Elsewhere in the statement, Fars Province Department of Justice states: “The judges' reasons for voting in this case are numerous. The knowledge of the court is derived from several bases: from explicit confessions to telecommunications, technical investigations and the evidence of witnesses.
“Even if there is a flaw in any of this evidence - which is not the case in this investigation - the verdict is issued based on a range of evidence and is not legally questionable."
Babak Paknia completely rejects this claim. In law, he says, if even one of the bases on which a judgement is reached turns out to be flawed, “it suffices to say that the whole set of reasons no longer stands. Because it’s possible that without that one element, the judge might not have been convinced.”
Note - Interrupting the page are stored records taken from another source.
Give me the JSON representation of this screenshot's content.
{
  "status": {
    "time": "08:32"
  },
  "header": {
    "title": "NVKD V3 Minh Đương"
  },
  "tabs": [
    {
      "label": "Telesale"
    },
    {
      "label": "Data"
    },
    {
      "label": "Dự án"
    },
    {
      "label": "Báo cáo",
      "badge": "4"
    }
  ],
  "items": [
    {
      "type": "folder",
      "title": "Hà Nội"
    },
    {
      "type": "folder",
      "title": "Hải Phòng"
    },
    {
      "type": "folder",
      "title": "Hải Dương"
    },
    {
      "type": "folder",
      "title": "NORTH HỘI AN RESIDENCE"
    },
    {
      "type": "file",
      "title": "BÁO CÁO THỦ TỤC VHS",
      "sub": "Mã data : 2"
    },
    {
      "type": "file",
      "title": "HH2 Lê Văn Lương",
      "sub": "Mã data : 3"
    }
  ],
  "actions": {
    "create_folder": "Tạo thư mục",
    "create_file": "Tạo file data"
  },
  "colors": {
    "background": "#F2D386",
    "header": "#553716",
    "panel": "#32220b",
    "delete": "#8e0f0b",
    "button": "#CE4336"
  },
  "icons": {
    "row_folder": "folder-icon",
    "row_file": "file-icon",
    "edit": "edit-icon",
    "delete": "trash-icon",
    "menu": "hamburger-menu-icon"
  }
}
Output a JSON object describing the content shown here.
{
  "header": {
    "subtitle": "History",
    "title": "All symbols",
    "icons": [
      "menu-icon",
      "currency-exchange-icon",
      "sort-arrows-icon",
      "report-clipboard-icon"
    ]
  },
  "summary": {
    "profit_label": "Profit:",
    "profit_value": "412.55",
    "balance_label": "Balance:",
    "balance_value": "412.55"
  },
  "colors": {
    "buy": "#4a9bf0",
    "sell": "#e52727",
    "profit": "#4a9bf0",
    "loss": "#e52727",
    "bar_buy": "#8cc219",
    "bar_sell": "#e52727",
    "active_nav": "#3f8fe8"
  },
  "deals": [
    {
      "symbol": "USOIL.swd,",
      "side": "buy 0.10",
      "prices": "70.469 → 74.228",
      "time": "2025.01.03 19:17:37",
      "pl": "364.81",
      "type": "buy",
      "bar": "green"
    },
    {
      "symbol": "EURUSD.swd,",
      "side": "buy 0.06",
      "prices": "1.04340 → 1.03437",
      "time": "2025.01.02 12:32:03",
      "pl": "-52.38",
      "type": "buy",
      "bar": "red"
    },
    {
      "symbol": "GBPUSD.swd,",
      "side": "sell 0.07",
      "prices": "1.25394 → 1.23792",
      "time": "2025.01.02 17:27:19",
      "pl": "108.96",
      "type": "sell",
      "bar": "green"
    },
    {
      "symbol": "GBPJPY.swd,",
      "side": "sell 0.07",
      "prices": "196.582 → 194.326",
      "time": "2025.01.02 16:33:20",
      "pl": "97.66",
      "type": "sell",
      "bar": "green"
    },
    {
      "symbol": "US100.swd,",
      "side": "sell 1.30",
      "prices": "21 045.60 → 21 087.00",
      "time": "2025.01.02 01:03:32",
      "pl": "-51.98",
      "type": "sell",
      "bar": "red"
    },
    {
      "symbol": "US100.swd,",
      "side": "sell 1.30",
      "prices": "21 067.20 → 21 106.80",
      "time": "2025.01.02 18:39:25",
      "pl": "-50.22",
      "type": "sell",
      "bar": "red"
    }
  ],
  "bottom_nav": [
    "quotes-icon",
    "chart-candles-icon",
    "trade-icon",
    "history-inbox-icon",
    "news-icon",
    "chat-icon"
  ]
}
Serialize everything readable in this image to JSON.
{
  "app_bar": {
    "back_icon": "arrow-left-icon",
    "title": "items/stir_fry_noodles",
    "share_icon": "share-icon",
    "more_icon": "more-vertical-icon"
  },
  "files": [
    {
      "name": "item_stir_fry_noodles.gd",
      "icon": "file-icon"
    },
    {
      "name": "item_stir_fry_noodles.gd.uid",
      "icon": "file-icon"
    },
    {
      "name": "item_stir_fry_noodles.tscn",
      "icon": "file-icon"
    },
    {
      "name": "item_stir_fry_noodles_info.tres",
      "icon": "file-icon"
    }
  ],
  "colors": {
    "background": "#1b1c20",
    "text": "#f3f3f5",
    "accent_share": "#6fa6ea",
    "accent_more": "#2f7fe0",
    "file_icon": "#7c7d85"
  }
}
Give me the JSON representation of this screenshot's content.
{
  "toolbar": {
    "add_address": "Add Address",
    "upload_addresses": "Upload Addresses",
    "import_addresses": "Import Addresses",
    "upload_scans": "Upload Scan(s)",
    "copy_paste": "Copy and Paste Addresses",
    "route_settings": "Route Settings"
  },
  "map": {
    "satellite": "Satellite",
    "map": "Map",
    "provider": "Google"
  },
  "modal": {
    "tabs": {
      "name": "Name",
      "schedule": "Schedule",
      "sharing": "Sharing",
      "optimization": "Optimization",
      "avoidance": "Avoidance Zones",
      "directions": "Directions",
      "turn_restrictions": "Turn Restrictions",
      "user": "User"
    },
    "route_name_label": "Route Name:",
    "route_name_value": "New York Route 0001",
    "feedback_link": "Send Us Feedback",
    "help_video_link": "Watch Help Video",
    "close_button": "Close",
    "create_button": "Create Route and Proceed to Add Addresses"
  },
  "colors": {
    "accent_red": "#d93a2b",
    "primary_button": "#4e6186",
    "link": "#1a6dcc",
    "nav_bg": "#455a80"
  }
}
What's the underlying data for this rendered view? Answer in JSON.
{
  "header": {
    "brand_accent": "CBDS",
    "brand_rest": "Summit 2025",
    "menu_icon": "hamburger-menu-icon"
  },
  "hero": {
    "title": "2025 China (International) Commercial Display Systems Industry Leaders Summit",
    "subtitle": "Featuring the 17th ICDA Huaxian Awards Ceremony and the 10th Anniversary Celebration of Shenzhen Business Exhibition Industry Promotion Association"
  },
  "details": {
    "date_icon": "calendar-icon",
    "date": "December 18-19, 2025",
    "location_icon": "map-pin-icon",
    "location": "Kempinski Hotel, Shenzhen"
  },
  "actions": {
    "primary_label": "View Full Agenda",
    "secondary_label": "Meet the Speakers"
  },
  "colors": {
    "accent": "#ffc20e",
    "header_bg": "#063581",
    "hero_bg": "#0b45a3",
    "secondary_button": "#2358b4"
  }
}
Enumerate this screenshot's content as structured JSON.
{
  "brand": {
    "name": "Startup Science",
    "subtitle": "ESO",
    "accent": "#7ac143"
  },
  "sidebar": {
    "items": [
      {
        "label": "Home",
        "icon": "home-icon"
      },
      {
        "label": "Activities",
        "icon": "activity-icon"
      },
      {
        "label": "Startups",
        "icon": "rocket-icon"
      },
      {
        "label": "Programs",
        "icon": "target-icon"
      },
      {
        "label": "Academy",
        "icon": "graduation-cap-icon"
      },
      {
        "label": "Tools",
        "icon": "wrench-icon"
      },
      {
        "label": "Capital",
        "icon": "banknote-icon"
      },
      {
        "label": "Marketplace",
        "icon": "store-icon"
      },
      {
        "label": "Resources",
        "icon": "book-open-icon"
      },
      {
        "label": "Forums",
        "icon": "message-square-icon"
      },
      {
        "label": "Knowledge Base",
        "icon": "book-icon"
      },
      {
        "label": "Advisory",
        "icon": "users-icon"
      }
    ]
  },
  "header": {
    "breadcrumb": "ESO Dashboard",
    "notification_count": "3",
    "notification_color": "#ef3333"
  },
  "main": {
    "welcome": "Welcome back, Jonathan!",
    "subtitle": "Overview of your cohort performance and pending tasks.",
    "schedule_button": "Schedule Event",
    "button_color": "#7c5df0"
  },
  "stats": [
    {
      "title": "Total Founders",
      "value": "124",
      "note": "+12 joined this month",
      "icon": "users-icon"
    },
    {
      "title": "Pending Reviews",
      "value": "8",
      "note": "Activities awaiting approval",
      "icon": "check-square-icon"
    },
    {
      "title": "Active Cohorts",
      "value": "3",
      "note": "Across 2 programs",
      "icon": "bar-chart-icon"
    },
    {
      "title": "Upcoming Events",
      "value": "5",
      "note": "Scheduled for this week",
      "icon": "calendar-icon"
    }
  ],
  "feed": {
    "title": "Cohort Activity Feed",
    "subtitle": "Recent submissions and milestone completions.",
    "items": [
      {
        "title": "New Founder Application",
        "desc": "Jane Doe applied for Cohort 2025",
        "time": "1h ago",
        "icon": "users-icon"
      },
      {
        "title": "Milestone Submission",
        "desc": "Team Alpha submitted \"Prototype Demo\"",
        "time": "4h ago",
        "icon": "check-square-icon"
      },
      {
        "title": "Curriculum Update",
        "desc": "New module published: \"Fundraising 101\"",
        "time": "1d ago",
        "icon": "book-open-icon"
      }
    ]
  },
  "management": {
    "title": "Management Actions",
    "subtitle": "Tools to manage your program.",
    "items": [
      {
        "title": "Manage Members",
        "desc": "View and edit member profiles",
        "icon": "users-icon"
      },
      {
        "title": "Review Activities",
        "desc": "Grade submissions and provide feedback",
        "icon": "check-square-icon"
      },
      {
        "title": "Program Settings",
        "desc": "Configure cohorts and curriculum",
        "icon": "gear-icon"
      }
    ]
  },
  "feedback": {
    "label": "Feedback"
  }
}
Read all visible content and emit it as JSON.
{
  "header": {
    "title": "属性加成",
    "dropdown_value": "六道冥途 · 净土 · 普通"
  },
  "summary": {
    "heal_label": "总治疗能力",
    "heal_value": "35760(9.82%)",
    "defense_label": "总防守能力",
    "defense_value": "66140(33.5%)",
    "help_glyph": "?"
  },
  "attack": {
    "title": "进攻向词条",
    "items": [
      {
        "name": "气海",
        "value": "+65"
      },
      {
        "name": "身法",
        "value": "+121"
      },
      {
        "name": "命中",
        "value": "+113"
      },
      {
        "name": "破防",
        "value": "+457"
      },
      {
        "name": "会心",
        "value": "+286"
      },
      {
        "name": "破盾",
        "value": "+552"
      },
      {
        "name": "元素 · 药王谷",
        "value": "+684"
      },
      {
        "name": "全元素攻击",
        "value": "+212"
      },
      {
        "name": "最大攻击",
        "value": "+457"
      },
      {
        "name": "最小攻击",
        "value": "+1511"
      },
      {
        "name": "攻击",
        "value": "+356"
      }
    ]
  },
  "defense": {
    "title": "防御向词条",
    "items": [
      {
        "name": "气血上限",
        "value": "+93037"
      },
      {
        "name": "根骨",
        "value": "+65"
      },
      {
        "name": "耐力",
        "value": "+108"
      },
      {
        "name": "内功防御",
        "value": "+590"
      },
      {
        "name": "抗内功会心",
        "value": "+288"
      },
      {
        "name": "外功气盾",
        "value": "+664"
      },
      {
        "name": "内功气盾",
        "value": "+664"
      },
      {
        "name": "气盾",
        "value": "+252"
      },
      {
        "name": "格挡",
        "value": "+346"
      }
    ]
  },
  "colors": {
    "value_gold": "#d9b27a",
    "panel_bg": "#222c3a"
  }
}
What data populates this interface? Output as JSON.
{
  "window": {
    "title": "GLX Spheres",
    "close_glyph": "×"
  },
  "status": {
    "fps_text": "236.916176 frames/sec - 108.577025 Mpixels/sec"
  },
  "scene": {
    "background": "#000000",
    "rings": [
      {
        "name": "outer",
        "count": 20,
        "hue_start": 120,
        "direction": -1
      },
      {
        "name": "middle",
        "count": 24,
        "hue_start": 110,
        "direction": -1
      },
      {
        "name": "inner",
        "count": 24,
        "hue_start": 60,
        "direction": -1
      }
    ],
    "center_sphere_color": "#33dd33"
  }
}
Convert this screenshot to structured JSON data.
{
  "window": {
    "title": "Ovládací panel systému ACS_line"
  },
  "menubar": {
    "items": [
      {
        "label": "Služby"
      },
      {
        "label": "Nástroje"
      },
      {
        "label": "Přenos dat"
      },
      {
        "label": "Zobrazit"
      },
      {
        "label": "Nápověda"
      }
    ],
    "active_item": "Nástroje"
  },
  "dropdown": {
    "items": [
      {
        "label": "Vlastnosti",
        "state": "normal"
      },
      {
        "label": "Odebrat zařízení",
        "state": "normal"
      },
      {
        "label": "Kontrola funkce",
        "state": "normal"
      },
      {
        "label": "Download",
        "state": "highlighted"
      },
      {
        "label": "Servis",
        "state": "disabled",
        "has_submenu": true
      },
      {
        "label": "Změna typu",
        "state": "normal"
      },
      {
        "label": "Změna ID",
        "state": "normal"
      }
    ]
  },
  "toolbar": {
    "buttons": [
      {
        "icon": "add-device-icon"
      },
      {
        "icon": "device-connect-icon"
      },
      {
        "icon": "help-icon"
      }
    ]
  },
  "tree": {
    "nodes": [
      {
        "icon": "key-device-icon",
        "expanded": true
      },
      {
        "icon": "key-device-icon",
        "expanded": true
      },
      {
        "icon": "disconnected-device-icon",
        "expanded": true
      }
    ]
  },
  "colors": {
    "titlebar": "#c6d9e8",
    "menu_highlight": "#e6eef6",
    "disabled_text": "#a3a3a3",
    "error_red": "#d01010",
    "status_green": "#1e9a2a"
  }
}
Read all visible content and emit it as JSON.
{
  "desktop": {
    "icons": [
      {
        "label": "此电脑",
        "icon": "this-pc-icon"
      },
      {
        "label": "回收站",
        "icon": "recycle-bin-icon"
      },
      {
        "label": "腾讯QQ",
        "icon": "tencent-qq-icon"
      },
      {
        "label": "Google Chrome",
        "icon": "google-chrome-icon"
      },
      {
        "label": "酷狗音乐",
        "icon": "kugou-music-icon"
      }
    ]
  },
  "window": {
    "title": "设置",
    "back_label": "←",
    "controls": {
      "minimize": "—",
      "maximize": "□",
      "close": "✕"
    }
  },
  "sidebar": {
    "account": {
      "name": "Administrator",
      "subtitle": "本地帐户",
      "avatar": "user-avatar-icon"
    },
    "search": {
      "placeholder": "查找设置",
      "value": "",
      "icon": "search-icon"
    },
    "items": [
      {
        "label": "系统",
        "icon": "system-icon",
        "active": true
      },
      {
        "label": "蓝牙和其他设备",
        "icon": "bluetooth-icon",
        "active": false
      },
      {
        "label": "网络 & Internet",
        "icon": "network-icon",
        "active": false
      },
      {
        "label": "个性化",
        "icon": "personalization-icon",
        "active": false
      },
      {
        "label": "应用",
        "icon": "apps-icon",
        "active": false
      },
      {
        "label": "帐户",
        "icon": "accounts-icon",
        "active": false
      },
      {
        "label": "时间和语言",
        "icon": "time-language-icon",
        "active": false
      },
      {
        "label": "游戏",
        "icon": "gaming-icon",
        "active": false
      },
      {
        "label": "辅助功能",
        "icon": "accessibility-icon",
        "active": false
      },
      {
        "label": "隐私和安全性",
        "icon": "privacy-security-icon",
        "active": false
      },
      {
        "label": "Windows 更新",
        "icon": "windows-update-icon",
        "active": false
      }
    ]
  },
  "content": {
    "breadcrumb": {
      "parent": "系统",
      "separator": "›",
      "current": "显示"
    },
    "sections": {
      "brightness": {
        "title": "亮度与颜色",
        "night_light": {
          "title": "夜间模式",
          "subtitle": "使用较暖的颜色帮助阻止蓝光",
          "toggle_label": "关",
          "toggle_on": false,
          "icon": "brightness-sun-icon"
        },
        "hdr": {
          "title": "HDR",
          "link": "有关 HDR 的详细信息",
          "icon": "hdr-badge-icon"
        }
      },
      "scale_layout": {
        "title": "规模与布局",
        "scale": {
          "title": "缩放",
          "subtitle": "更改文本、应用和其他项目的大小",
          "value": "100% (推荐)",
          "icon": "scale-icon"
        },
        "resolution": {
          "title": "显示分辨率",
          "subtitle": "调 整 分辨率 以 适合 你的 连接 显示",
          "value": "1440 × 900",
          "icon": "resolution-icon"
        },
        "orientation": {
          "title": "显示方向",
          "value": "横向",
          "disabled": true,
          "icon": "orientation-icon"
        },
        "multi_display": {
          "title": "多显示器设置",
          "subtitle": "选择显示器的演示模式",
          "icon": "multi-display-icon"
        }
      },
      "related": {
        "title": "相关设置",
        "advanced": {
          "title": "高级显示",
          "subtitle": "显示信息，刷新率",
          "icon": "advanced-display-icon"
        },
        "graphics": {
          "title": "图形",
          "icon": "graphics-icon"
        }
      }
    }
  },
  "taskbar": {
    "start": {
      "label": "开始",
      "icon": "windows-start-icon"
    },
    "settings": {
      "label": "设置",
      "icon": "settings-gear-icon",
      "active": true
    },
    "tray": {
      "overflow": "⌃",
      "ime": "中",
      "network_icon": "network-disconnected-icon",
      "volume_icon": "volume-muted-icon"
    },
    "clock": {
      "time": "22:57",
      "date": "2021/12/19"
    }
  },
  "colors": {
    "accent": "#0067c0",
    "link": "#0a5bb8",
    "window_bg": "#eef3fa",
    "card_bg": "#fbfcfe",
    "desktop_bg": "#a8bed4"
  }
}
Paknia adds that the defence lawyers present at the Afkari brothers’ trial “did not reject just one element; we objected to several. But again, a flaw in only one of them would suffice to call the sentence into question."
In Navid Afkari's case, he says, one of the witnesses withdrew his testimony, but the court gave no weight to this. The statement claimed that the retracted statements made no difference to the verdict – but as Paknia notes, “the law [Article 1319 of Iran’s civil code] absolutely says that if the testimony of witnesses is cited and then the witness withdraws his testimony, this issue should be considered."
Final Chance of a Reprieve Snatched From Family
When news of Afkari's execution broke, Mehdi Mahmoudian, a civil activist involved in the case, tweeted that Afkari's family had had an appointment to meet with the family of the man for whose murder Navid Afkari was sentenced to death.
If they had met, there is a possibility that the family could have secured a pardon for him with their consent. But the meeting was scheduled for Sunday, September 13 and Navid Afkari was executed on the Saturday morning, robbing them of this opportunity.
The Fars authorities’ statement, however, insisted that no such meeting had been planned. “The process of investigating this case took two years,” it read, “from the date of the murder and the arrest of the accused to the final verdict.
“During this period, various judicial authorities conducted a thorough expert examination of the case and in each of these stages, it was possible to obtain the consent and pardon of the blood relations. In this case, unfortunately, no action was taken by the murderer's family. The consent of the blood relations was not obtained, and they have repeatedly insisted on qisas [retribution] and execution to the provincial judicial authorities."
"Yes, it took two years from the date of his arrest, but the sentence was not finalized two years ago," says Paknia. "After it was finalized we set about trying to obtain their consent. The statement says the family of the victim 'apparently' did not make any effort; but one can not possibly rely on 'appearances' to hurry the execution of a sentence."
The lawyer added that the statement does not address one of the most serious legal shortcomings of the case: "Please, show the notice of execution of the sentence to the lawyer in the case. They have left this issue unanswered.
"Given my knowledge of Navid Afkari's spirits and the audio files released by him as well as the audio file of his last call, I, as a lawyer, cannot accept that he knew that his sentence was about to be carried out."